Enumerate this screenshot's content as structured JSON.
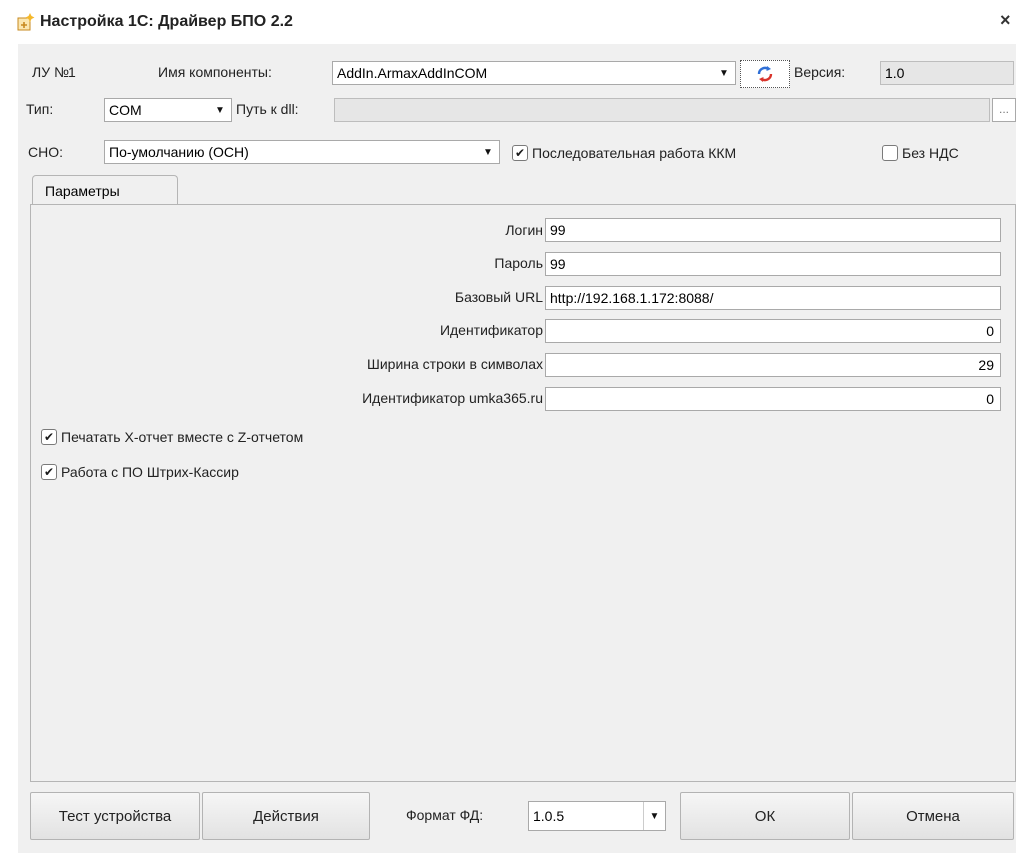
{
  "window": {
    "title": "Настройка 1С: Драйвер БПО 2.2",
    "close_label": "×"
  },
  "header": {
    "lu_label": "ЛУ №",
    "lu_number": "1",
    "component_label": "Имя компоненты:",
    "component_value": "AddIn.ArmaxAddInCOM",
    "version_label": "Версия:",
    "version_value": "1.0",
    "type_label": "Тип:",
    "type_value": "COM",
    "dll_label": "Путь к dll:",
    "dll_value": "",
    "dll_browse_label": "...",
    "sno_label": "СНО:",
    "sno_value": "По-умолчанию (ОСН)",
    "sequential_label": "Последовательная работа ККМ",
    "sequential_checked": true,
    "no_vat_label": "Без НДС",
    "no_vat_checked": false
  },
  "tabs": [
    {
      "label": "Параметры"
    }
  ],
  "params": {
    "login_label": "Логин",
    "login_value": "99",
    "password_label": "Пароль",
    "password_value": "99",
    "url_label": "Базовый URL",
    "url_value": "http://192.168.1.172:8088/",
    "id_label": "Идентификатор",
    "id_value": "0",
    "width_label": "Ширина строки в символах",
    "width_value": "29",
    "umka_label": "Идентификатор umka365.ru",
    "umka_value": "0",
    "print_x_label": "Печатать X-отчет вместе с Z-отчетом",
    "print_x_checked": true,
    "shtrih_label": "Работа с ПО Штрих-Кассир",
    "shtrih_checked": true
  },
  "footer": {
    "test_label": "Тест устройства",
    "actions_label": "Действия",
    "format_label": "Формат ФД:",
    "format_value": "1.0.5",
    "ok_label": "ОК",
    "cancel_label": "Отмена"
  },
  "icons": {
    "check_glyph": "✔",
    "dropdown_glyph": "▼"
  },
  "colors": {
    "dialog_bg": "#f0f0f0",
    "disabled_field": "#e6e6e6",
    "refresh_blue": "#2f6fd6",
    "refresh_red": "#d9342b"
  }
}
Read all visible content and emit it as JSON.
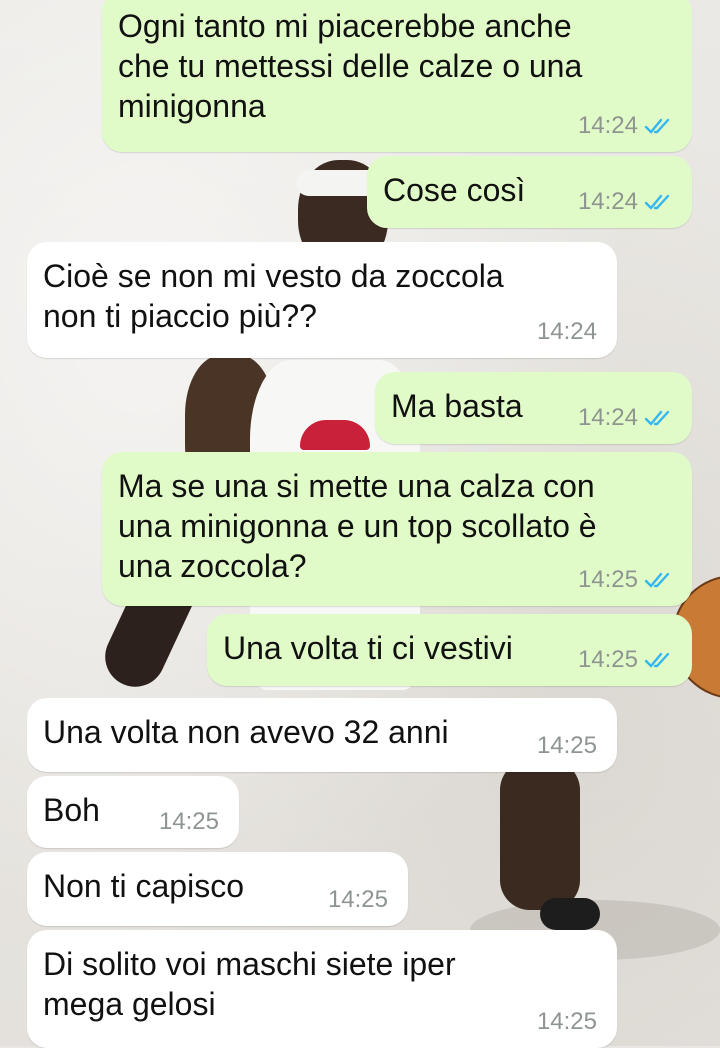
{
  "conversation": {
    "messages": [
      {
        "direction": "out",
        "text": "Ogni tanto mi piacerebbe anche\nche tu mettessi delle calze o una\nminigonna",
        "time": "14:24",
        "status": "read"
      },
      {
        "direction": "out",
        "text": "Cose così",
        "time": "14:24",
        "status": "read"
      },
      {
        "direction": "in",
        "text": "Cioè se non mi vesto da zoccola\nnon ti piaccio più??",
        "time": "14:24"
      },
      {
        "direction": "out",
        "text": "Ma basta",
        "time": "14:24",
        "status": "read"
      },
      {
        "direction": "out",
        "text": "Ma se una si mette una calza con\nuna minigonna e un top scollato è\nuna zoccola?",
        "time": "14:25",
        "status": "read"
      },
      {
        "direction": "out",
        "text": "Una volta ti ci vestivi",
        "time": "14:25",
        "status": "read"
      },
      {
        "direction": "in",
        "text": "Una volta non avevo 32 anni",
        "time": "14:25"
      },
      {
        "direction": "in",
        "text": "Boh",
        "time": "14:25"
      },
      {
        "direction": "in",
        "text": "Non ti capisco",
        "time": "14:25"
      },
      {
        "direction": "in",
        "text": "Di solito voi maschi siete iper\nmega gelosi",
        "time": "14:25"
      }
    ]
  },
  "colors": {
    "outgoing_bubble": "#e1fbc8",
    "incoming_bubble": "#ffffff",
    "read_tick": "#34b7f1",
    "timestamp": "#8e9590"
  },
  "icons": {
    "read_receipt": "double-check-icon"
  }
}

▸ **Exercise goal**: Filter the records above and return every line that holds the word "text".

▸ **Response to this task**:
        "text": "Ogni tanto mi piacerebbe anche\nche tu mettessi delle calze o una\nminigonna",
        "text": "Cose così",
        "text": "Cioè se non mi vesto da zoccola\nnon ti piaccio più??",
        "text": "Ma basta",
        "text": "Ma se una si mette una calza con\nuna minigonna e un top scollato è\nuna zoccola?",
        "text": "Una volta ti ci vestivi",
        "text": "Una volta non avevo 32 anni",
        "text": "Boh",
        "text": "Non ti capisco",
        "text": "Di solito voi maschi siete iper\nmega gelosi",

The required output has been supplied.